Expected to produce enough electricity for 320,000 homes in the UK and be marked as the world’s largest wind farm, the new 367 megawatt Walney wind farm project 6km off the Cumbrian coast opened yesterday.
The $1 billion pound (US$1.58 billion) project is a joint venture between SSE, OPW and DONG Energy that includes 102 turbines each with a capacity of 3.6 megawatts.
The project is backed by investment from the Dutch pension fund provider PGGM and Ampere Equity Fund and was the first wind farm project to receive funding from a pension fund in the UK.
OPW director, Dennis van Alphen said: “This investment in clean energy is aligned with the criteria in the investment policy for our clients and investors and further cements our focus on expanding renewable energy as asset class.”
Last week over 100 MPs wrote to Britain’s Prime Minister David Cameron demanding cuts in subsidies to UK green project like these wind farms stating that the turbines were costly to run with the harsh conditions causing regular maintenance.

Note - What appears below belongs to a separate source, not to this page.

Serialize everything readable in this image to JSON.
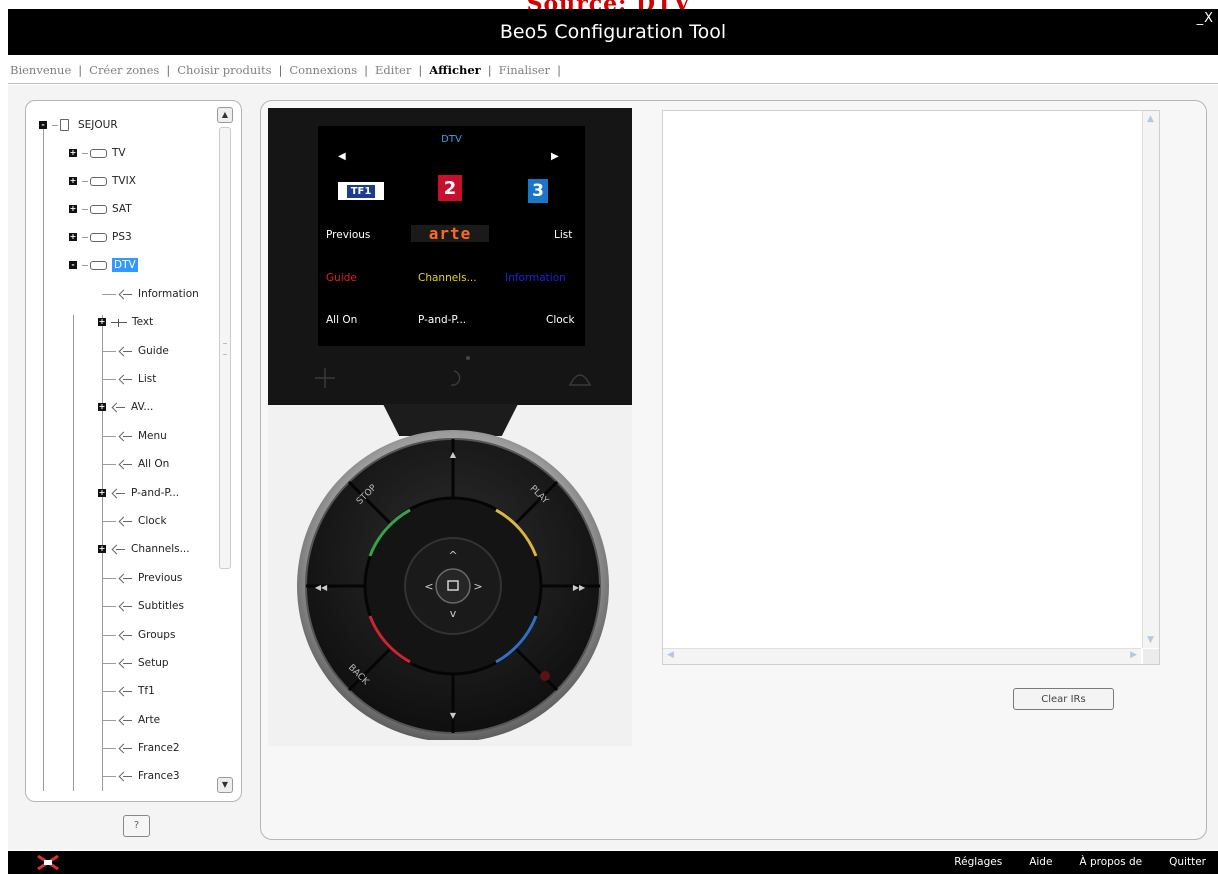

The MP’s letter stated that, “in these financially straitened times, we think it is unwise to make consumers pay, through taxpayer subsidies, for the inefficient and intermittent energy production that typifies onshore wind turbines.”
But energy secretary Ed Davey said: “We are not going to change direction. The Coalition is full scale behind the renewable targets. We are seeing the cost coming down.”